START Recorded information
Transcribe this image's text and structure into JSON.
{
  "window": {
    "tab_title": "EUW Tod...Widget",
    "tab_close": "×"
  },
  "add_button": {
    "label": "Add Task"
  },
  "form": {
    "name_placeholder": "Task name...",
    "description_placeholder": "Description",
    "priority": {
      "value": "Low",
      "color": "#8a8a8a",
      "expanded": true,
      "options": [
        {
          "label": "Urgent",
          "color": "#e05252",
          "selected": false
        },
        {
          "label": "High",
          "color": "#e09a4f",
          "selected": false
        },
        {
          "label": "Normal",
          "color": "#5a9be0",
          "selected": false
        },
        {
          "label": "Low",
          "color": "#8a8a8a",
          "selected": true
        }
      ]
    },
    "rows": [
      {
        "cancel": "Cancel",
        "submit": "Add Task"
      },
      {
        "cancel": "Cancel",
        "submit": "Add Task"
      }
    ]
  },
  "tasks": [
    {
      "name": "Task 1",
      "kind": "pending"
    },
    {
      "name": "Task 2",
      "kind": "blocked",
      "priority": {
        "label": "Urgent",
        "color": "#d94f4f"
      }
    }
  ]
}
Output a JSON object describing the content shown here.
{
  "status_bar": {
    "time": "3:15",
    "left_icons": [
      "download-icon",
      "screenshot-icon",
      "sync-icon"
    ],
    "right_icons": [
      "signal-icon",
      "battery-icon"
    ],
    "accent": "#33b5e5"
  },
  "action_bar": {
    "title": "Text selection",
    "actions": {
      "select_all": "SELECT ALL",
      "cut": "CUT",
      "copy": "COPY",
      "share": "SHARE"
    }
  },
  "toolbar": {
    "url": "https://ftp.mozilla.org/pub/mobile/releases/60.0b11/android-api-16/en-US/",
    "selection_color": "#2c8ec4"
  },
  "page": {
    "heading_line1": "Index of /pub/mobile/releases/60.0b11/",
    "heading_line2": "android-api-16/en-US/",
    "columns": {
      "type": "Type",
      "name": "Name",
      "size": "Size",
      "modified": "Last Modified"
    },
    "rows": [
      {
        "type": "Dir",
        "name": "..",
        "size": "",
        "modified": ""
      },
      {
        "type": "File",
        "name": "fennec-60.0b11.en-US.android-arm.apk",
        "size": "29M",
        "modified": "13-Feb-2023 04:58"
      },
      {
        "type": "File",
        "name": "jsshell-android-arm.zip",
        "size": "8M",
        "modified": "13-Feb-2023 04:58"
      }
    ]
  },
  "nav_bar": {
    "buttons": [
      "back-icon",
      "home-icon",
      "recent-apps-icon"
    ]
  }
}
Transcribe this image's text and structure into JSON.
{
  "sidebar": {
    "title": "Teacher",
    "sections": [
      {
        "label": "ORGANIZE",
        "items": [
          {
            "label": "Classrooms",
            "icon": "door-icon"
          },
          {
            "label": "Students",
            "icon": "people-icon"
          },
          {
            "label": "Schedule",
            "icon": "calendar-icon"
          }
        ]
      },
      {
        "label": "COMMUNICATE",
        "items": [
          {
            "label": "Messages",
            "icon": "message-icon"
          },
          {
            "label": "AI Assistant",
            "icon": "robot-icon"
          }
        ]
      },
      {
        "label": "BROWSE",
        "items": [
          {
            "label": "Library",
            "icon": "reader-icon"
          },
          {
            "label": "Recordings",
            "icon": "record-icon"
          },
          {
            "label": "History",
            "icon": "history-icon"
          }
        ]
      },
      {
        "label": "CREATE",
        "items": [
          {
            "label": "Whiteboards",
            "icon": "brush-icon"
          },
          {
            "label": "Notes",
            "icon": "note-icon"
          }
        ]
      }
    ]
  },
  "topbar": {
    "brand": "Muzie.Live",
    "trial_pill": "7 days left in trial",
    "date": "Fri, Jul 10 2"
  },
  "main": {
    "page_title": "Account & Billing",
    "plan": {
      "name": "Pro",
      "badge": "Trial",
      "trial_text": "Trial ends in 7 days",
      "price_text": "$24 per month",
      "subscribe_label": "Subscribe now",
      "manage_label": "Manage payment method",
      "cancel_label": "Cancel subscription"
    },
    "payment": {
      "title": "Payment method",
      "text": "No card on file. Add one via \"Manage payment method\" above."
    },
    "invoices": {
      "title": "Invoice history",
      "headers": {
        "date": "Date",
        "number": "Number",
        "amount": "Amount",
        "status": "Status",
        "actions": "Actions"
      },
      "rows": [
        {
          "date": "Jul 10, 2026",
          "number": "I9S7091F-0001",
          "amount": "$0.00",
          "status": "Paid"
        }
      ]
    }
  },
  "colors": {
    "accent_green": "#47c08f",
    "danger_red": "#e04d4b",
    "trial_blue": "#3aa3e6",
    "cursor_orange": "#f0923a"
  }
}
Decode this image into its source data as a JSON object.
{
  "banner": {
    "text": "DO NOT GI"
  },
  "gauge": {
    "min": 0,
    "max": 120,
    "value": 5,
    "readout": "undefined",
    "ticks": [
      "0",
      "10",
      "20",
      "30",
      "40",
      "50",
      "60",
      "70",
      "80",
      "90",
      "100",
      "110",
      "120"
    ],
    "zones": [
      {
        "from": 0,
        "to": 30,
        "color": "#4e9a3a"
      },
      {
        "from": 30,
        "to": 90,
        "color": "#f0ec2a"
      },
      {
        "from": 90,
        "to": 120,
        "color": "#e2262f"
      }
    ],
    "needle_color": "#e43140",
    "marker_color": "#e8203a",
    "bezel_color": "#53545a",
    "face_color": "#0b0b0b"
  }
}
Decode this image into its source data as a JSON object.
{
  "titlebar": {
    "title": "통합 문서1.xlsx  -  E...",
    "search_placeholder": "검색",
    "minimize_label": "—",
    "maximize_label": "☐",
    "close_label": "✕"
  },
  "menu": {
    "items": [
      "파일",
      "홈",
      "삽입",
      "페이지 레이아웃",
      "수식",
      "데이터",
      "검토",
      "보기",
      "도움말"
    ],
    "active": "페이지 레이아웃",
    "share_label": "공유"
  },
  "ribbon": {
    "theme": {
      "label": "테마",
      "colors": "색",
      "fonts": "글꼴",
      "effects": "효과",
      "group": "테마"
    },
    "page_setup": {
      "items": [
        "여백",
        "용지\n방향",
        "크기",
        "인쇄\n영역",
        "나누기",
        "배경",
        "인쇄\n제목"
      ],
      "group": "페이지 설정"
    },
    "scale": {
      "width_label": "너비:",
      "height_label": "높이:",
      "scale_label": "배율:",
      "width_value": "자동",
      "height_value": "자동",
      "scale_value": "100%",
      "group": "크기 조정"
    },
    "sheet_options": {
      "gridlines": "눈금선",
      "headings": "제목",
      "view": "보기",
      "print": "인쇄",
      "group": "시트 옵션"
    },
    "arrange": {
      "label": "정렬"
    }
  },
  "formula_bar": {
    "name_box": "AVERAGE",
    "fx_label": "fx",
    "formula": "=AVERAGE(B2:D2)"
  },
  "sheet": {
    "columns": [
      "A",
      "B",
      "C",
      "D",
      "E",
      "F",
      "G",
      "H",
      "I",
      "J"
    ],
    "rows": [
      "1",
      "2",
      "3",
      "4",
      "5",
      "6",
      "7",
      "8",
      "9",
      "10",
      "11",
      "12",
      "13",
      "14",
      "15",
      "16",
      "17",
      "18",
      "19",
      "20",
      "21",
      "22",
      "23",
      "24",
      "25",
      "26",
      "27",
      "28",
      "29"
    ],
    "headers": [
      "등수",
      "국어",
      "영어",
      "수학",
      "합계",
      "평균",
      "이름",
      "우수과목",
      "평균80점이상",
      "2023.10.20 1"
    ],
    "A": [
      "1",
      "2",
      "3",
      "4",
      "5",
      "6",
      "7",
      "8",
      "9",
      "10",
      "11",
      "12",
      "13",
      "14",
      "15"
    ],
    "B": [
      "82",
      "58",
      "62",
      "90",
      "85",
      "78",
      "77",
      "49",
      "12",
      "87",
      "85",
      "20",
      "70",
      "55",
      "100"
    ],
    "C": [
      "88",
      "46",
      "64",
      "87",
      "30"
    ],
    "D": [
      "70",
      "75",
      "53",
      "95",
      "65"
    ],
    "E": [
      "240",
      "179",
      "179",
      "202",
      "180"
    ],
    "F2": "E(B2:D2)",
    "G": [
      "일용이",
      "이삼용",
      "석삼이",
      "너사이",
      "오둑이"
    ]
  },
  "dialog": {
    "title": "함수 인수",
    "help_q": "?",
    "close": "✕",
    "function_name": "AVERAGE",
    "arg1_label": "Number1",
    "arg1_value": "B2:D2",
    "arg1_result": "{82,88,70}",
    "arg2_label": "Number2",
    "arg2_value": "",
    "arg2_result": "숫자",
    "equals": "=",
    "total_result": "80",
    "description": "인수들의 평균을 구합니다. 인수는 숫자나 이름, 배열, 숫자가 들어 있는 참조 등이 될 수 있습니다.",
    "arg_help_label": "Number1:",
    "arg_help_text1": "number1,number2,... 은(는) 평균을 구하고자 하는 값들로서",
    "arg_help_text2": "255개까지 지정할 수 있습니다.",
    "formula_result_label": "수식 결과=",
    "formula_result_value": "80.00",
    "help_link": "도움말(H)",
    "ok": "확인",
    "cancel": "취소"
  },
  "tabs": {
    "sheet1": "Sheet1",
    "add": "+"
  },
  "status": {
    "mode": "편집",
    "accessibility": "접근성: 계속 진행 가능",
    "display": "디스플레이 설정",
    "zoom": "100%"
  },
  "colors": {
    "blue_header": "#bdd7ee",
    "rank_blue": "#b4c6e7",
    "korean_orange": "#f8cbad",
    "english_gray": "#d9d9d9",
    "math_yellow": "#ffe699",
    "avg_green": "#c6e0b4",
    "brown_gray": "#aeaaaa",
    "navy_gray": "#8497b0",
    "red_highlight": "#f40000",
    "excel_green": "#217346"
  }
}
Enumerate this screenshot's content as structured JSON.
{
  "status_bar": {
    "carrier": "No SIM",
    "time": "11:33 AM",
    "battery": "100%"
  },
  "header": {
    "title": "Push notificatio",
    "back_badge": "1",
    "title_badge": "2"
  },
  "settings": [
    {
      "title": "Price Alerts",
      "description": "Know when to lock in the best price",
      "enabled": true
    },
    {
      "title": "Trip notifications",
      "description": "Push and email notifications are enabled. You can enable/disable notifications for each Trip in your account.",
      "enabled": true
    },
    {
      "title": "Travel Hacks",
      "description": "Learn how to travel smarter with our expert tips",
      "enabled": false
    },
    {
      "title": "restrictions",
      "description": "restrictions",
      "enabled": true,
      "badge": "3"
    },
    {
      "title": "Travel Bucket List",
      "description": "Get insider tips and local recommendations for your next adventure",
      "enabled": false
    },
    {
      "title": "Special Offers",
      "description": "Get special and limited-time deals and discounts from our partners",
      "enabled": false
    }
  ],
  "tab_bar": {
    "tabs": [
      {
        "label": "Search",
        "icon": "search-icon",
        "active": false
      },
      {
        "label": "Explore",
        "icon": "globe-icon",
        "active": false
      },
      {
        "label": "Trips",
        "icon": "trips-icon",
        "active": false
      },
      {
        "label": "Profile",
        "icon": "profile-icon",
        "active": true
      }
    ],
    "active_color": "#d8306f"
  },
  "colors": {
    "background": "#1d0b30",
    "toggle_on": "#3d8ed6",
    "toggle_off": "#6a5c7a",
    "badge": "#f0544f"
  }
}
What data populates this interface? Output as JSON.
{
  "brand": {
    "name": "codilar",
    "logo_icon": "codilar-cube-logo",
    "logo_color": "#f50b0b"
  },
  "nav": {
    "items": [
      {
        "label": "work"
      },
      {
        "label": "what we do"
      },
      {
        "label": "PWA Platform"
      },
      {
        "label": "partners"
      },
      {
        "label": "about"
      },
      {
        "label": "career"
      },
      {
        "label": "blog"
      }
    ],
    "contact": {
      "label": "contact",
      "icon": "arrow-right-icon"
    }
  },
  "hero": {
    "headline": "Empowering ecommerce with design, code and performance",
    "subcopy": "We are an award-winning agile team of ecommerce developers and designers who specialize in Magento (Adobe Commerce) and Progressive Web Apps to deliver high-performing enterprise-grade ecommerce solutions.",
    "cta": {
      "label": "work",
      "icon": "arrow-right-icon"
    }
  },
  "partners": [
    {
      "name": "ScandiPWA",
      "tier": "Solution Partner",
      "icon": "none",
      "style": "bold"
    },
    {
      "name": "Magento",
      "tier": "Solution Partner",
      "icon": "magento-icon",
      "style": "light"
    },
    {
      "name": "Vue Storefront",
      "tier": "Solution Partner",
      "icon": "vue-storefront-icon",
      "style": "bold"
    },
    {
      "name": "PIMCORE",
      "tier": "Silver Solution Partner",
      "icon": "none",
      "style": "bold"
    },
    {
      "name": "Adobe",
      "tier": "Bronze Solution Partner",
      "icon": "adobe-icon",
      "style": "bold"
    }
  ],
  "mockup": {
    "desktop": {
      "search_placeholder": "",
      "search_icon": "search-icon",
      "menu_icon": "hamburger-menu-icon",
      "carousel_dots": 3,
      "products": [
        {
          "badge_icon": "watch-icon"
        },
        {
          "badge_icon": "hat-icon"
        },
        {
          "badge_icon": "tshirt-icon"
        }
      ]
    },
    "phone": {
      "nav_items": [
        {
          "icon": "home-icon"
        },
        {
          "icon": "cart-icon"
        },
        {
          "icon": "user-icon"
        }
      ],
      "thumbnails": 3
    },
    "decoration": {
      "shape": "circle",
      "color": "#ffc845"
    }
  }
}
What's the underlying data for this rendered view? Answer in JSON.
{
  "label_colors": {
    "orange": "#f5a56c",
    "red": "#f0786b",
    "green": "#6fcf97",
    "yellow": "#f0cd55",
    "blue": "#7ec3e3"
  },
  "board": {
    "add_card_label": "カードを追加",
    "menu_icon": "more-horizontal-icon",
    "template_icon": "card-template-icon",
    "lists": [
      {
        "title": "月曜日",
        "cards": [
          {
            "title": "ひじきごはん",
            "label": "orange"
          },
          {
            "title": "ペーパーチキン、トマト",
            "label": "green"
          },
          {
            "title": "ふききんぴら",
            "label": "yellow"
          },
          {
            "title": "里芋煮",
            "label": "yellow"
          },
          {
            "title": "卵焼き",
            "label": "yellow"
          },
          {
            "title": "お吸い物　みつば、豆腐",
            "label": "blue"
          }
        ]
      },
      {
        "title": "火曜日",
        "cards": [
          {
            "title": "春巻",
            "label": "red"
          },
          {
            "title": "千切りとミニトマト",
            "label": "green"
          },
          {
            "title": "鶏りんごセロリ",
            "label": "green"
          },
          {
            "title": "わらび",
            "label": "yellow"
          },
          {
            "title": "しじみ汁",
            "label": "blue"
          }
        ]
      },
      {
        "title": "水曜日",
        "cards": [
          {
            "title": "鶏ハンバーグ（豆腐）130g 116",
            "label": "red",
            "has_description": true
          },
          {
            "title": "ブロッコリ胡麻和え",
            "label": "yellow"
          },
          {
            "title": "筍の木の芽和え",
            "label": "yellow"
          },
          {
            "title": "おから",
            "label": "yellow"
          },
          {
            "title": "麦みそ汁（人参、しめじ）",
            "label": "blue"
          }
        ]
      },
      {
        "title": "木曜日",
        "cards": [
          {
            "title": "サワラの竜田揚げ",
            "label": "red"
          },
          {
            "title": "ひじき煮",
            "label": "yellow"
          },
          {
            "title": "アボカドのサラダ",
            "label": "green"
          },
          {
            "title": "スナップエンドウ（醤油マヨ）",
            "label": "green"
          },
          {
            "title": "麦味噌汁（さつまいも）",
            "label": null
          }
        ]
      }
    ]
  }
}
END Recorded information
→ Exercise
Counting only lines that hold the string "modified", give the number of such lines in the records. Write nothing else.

→ Problem solution
4